BEGIN Information shown

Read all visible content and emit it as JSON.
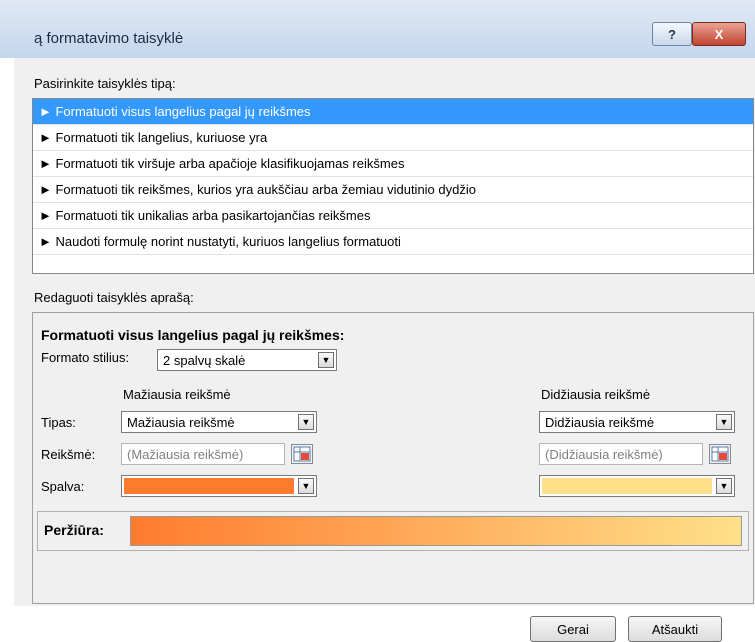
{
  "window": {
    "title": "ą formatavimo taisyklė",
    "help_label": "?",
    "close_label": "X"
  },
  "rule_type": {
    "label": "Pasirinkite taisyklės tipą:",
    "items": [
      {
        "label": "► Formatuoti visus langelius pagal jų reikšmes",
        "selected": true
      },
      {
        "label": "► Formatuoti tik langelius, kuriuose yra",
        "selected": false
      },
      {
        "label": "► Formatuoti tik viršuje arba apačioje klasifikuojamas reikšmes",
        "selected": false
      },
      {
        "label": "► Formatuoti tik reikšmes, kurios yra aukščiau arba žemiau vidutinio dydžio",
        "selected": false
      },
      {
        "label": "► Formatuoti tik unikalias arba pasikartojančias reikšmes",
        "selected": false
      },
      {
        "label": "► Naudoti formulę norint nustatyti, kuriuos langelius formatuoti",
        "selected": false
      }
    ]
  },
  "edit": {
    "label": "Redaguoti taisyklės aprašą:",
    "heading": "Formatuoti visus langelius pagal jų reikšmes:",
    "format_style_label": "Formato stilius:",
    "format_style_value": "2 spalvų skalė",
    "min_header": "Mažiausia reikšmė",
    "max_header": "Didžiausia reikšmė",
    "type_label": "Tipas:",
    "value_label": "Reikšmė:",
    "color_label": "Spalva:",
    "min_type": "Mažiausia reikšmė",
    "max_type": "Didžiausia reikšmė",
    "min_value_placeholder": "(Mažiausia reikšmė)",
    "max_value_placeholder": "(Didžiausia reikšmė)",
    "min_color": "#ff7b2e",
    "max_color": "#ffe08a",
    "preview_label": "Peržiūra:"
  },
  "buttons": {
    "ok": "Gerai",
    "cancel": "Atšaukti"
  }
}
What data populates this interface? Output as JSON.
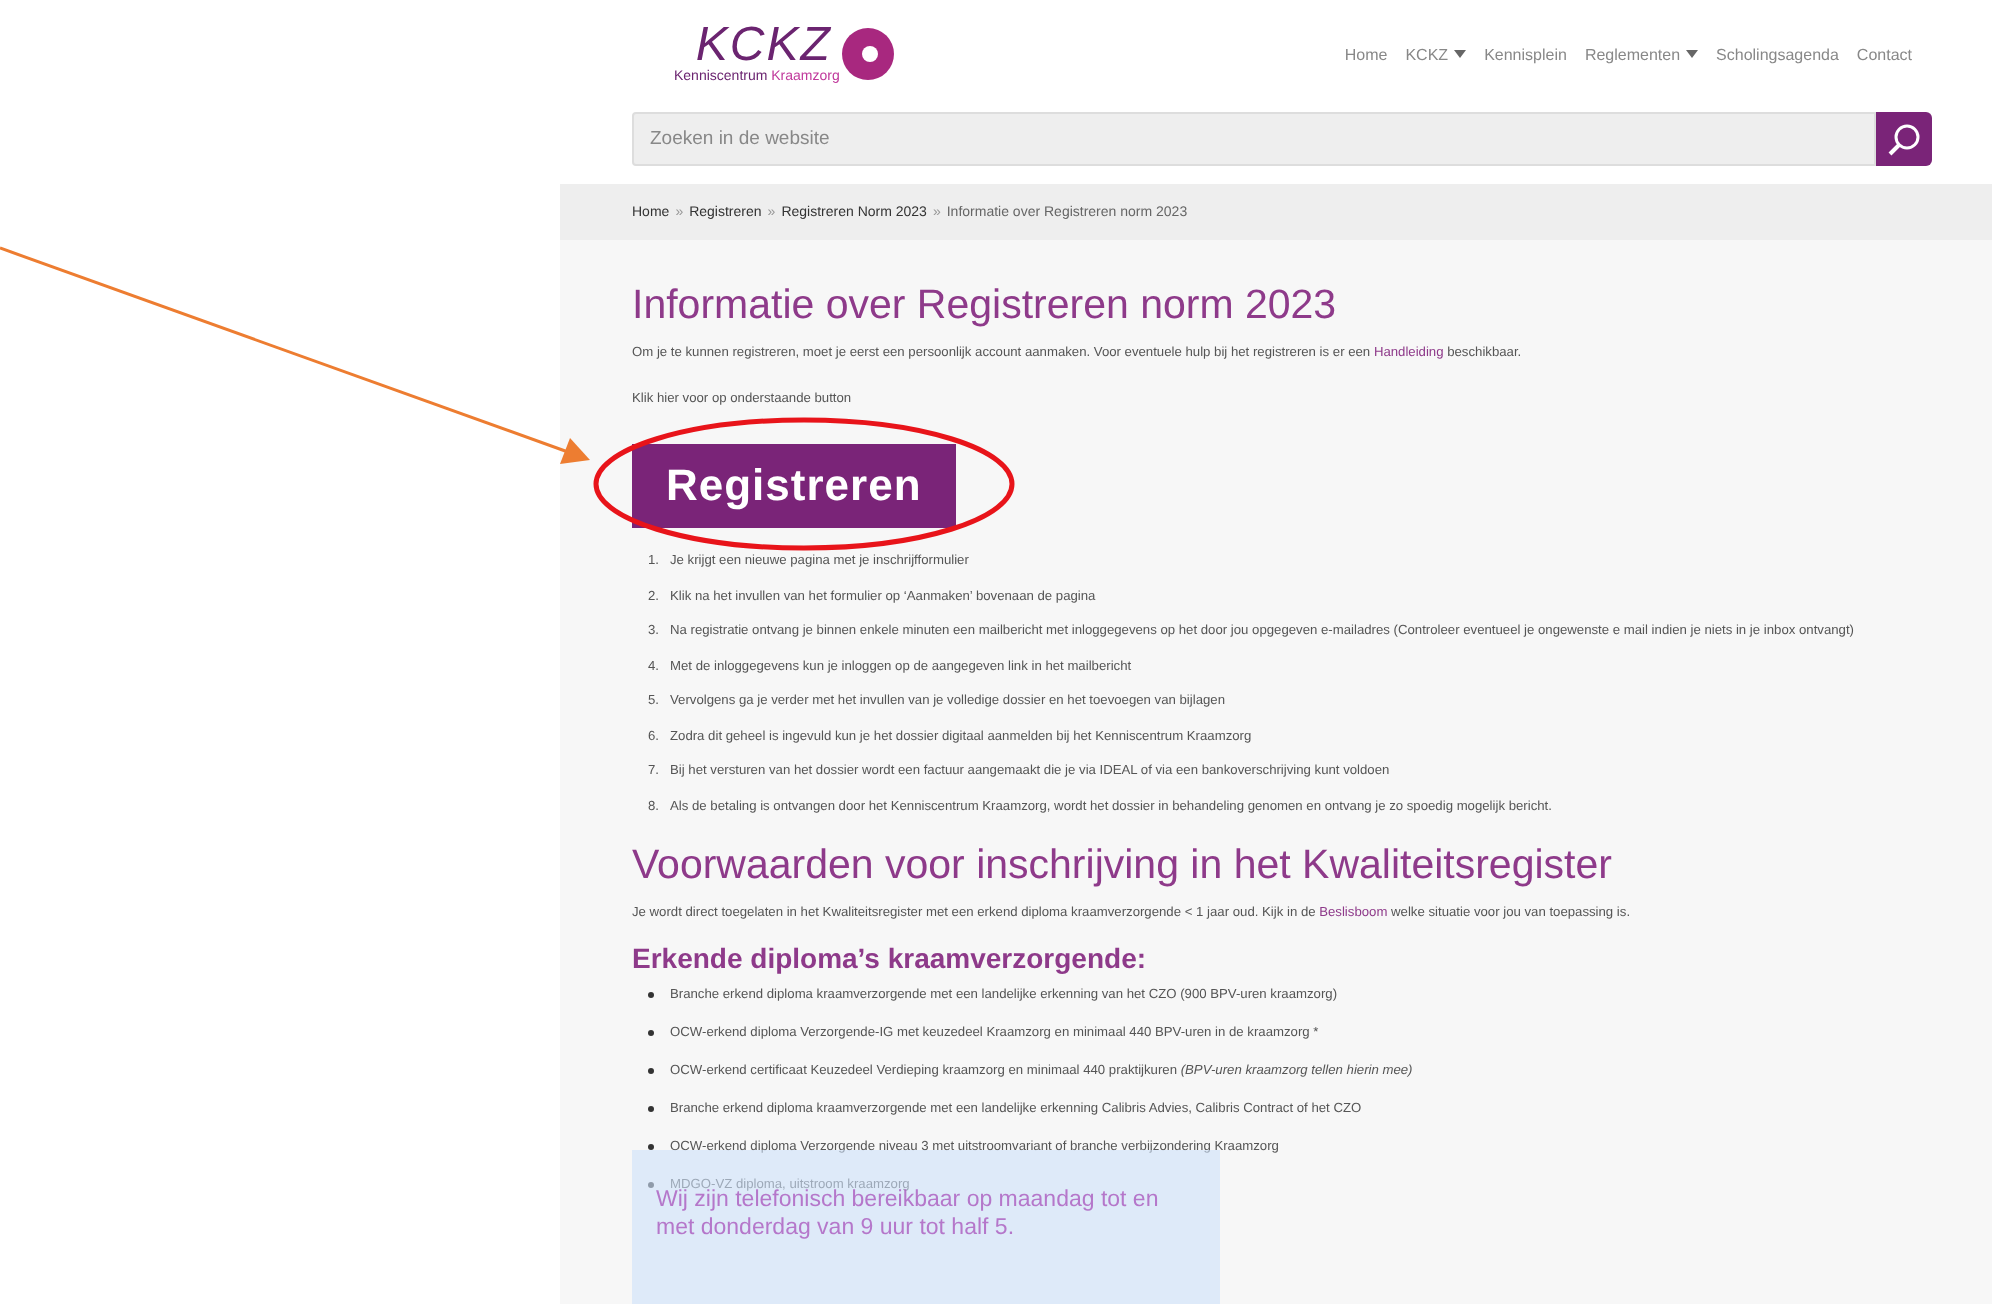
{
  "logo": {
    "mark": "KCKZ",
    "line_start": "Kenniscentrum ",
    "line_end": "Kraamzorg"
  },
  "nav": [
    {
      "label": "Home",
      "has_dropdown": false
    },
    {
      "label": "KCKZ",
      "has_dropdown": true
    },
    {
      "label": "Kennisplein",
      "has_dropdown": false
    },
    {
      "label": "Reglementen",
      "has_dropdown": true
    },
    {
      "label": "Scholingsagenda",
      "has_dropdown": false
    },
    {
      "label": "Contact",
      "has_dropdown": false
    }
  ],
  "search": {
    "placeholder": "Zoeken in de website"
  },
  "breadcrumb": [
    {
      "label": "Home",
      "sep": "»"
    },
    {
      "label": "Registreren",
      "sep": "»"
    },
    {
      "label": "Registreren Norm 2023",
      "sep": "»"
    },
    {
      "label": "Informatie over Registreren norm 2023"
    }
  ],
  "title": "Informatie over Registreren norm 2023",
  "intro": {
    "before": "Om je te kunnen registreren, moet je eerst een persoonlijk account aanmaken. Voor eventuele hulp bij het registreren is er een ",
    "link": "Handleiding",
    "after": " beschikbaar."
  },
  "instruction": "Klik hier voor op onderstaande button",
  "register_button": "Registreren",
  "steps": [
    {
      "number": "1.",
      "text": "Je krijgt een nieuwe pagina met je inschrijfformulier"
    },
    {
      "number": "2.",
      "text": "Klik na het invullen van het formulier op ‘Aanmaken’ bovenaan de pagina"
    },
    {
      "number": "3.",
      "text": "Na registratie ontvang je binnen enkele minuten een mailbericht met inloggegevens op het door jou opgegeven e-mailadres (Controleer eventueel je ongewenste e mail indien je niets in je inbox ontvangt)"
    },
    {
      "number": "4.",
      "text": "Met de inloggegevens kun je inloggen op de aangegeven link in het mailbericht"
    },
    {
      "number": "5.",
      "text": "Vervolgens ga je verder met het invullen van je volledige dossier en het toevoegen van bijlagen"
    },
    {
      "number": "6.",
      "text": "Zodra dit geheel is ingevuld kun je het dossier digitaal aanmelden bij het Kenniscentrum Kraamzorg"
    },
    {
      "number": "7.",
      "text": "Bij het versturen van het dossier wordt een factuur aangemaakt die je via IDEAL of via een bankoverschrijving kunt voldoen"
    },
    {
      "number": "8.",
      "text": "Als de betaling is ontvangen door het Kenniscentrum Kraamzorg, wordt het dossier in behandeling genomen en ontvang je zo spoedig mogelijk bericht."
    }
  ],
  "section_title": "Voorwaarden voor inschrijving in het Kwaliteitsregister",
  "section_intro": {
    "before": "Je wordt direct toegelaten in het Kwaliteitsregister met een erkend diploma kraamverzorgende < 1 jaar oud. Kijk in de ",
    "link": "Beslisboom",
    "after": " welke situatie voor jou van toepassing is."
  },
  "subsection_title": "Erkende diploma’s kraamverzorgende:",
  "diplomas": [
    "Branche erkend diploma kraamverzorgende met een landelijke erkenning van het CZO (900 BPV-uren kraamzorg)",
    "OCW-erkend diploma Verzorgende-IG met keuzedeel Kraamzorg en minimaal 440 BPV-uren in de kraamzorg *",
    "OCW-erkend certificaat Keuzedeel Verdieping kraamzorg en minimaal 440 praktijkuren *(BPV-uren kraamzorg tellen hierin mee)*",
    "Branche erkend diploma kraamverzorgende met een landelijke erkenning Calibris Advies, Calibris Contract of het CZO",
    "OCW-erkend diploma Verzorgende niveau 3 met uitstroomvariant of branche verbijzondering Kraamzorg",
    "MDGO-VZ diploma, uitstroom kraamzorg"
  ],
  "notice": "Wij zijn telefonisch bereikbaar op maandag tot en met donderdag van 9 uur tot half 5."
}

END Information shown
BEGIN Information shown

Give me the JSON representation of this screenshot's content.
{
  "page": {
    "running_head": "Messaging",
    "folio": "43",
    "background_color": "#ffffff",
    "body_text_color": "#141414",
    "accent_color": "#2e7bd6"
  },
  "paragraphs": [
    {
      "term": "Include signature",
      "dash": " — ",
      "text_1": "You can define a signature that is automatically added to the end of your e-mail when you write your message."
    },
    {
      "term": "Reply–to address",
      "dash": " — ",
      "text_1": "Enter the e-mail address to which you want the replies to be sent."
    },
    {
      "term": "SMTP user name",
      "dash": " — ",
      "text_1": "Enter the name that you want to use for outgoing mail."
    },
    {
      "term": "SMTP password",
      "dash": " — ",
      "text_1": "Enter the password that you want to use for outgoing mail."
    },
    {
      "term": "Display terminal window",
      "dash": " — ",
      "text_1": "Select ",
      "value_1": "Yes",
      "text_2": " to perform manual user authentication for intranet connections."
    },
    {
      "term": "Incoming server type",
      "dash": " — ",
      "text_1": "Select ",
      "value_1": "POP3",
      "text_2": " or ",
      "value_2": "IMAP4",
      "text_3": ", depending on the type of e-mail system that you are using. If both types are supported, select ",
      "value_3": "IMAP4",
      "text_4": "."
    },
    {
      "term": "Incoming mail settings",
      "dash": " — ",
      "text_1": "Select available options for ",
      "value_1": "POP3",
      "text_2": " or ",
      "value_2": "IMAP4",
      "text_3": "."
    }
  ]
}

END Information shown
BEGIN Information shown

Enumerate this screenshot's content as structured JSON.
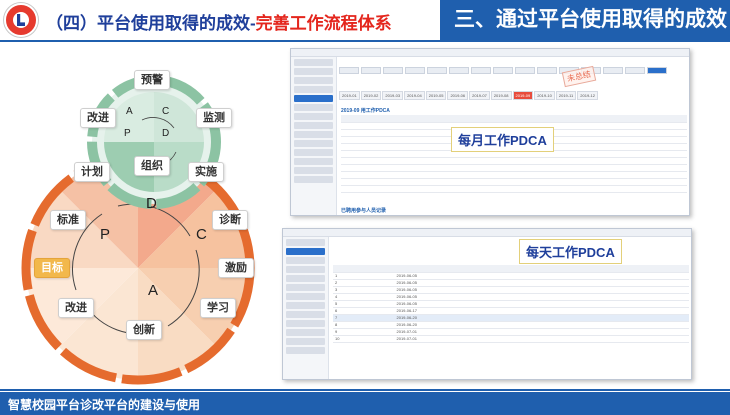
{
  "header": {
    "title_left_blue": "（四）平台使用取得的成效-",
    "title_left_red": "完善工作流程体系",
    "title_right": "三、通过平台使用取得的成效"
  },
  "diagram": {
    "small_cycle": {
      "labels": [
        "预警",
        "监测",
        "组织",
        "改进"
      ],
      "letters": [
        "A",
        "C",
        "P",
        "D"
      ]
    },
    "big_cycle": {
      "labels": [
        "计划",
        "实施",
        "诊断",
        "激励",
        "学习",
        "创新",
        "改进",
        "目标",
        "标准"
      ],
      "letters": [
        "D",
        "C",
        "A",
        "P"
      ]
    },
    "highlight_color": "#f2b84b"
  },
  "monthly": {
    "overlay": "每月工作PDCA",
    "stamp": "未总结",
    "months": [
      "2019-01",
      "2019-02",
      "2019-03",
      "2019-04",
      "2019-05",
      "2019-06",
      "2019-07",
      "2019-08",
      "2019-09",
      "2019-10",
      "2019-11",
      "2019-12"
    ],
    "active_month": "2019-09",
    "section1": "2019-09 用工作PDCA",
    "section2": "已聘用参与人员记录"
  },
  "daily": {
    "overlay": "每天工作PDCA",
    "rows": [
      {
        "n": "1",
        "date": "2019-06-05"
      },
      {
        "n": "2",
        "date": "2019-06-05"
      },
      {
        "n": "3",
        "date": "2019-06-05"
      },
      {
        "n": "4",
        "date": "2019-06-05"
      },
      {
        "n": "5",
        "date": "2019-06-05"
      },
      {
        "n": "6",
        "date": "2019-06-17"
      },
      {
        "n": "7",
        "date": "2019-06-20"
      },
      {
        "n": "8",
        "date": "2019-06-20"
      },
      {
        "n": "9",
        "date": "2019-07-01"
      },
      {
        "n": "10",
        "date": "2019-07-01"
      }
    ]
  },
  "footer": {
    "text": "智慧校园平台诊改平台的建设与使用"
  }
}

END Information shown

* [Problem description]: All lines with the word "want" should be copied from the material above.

* [Response area]:
      "text_1": "Enter the e-mail address to which you want the replies to be sent."
      "text_1": "Enter the name that you want to use for outgoing mail."
      "text_1": "Enter the password that you want to use for outgoing mail."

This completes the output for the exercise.